▶ [Record extracts]
######

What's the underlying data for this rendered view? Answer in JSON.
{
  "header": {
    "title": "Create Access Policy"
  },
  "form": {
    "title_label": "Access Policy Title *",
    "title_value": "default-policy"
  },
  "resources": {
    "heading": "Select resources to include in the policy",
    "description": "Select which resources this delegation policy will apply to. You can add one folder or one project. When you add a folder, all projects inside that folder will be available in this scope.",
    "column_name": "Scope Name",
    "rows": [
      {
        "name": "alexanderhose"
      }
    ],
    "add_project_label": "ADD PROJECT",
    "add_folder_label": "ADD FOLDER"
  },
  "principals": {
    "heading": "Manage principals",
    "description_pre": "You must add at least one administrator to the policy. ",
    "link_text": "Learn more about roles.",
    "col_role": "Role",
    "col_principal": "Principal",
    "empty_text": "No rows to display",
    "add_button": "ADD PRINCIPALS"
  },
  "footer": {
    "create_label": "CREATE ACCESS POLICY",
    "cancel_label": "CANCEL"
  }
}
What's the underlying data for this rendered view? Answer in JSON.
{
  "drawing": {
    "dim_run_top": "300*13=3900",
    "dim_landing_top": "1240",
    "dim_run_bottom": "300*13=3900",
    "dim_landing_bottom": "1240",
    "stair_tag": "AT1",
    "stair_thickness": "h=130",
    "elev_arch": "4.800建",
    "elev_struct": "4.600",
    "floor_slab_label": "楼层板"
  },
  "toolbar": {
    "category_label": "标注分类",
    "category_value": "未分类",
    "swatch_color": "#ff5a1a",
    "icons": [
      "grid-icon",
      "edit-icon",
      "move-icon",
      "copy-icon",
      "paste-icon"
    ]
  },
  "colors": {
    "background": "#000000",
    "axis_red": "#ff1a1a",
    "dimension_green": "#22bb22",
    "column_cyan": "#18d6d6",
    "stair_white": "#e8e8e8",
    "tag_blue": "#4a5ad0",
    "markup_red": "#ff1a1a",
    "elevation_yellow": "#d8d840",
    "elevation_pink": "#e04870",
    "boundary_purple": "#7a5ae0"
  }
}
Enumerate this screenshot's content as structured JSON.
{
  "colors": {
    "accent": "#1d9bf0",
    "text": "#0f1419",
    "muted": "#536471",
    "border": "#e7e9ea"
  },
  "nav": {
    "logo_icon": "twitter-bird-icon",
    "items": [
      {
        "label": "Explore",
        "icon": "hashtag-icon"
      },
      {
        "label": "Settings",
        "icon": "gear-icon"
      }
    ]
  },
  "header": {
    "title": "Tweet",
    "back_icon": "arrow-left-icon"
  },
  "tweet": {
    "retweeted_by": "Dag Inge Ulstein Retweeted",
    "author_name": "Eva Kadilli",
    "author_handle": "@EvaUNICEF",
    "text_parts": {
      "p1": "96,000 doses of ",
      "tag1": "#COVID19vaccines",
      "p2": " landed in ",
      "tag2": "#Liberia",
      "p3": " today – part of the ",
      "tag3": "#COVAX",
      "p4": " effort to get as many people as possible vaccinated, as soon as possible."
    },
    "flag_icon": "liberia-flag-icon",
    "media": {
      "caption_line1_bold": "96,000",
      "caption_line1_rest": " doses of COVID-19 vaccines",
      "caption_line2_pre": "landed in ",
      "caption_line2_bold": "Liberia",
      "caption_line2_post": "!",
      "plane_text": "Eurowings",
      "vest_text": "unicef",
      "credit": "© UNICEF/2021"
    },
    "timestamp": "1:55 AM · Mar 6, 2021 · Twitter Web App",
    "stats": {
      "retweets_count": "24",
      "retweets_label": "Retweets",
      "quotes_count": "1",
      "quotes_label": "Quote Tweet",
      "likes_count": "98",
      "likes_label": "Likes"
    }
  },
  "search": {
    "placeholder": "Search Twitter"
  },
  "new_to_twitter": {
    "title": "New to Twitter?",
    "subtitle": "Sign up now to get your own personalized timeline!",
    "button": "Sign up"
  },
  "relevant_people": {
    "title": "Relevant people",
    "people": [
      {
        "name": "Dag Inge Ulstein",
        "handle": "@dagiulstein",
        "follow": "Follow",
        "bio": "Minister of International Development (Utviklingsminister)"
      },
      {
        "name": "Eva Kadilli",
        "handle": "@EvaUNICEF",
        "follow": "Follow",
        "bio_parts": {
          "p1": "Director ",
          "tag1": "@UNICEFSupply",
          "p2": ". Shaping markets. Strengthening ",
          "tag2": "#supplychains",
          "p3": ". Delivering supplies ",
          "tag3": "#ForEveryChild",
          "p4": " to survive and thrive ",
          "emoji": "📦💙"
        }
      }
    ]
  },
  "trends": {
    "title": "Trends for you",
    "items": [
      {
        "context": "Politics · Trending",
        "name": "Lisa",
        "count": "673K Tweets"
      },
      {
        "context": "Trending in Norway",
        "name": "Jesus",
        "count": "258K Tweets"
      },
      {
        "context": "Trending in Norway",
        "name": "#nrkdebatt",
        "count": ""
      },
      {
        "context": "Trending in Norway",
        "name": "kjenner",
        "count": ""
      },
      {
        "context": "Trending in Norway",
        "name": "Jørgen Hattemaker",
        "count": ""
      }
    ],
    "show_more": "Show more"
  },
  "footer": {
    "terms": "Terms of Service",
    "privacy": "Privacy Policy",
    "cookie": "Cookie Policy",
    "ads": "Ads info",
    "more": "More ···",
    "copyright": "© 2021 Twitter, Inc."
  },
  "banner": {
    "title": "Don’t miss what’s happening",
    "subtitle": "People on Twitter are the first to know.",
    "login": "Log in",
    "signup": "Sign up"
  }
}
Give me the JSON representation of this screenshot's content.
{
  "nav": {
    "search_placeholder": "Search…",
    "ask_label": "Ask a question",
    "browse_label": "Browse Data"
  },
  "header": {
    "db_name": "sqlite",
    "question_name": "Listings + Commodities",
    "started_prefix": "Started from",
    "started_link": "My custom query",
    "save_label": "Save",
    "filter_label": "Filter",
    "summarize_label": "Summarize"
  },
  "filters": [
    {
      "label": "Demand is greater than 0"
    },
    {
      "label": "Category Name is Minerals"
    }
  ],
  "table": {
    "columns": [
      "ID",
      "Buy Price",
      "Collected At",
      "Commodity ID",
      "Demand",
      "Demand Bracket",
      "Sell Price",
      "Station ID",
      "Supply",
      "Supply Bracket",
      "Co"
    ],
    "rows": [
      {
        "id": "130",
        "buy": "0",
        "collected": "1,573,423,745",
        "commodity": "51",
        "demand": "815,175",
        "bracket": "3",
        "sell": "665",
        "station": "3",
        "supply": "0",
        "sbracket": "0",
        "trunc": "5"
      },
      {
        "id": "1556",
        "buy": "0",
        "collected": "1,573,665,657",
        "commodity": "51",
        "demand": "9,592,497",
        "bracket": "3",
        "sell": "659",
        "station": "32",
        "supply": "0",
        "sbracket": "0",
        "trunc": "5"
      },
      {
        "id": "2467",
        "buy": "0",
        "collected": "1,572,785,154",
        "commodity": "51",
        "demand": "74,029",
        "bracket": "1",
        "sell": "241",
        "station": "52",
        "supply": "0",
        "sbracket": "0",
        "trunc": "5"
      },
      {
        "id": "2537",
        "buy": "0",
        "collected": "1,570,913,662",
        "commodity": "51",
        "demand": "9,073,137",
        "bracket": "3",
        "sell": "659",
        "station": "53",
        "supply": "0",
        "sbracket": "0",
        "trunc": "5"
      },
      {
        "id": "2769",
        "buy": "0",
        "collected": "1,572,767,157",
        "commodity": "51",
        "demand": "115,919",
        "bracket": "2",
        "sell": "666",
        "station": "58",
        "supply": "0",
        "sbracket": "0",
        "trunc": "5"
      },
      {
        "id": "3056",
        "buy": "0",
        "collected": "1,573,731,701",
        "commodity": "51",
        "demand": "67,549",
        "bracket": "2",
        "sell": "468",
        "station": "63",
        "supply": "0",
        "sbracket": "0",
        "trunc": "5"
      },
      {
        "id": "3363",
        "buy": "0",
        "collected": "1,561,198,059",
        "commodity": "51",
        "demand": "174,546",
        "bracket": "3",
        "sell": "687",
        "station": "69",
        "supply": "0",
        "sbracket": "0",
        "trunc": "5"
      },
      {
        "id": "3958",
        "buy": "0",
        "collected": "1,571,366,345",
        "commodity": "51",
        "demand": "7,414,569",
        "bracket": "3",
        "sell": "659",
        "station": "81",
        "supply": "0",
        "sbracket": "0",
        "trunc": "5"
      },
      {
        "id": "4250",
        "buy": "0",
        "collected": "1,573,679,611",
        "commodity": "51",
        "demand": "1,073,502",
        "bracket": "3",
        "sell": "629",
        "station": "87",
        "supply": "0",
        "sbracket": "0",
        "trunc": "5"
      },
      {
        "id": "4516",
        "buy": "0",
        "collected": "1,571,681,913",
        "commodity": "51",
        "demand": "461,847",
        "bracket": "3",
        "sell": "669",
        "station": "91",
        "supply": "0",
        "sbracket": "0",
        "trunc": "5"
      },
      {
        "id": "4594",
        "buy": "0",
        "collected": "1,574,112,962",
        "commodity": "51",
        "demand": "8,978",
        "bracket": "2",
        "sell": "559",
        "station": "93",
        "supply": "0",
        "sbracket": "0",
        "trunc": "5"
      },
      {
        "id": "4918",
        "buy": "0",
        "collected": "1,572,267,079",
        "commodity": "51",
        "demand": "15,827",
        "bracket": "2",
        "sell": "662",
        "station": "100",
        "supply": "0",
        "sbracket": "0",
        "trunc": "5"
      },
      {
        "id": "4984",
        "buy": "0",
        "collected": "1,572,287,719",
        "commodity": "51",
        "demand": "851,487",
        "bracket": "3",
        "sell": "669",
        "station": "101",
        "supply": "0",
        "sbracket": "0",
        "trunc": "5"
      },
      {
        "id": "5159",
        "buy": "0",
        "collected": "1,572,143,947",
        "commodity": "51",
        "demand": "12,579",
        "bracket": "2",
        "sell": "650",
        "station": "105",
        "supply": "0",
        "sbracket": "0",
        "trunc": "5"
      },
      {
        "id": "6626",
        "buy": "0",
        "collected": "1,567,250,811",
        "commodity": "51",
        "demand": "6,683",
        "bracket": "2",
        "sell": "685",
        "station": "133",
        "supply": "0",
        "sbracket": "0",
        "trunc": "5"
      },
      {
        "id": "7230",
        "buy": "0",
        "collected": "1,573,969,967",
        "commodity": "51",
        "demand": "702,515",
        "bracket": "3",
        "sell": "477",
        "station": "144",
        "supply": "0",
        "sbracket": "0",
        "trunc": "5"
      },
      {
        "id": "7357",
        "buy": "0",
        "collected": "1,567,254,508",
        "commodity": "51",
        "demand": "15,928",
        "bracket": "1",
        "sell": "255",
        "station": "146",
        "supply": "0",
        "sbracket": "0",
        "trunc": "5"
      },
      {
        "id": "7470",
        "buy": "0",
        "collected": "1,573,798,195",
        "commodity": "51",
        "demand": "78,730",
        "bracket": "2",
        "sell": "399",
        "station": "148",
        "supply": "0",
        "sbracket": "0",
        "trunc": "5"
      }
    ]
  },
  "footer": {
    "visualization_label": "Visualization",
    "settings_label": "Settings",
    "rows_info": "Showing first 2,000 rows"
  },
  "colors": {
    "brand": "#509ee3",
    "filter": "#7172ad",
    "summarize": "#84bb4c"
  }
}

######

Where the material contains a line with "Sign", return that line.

    "subtitle": "Sign up now to get your own personalized timeline!",
    "button": "Sign up"
    "signup": "Sign up"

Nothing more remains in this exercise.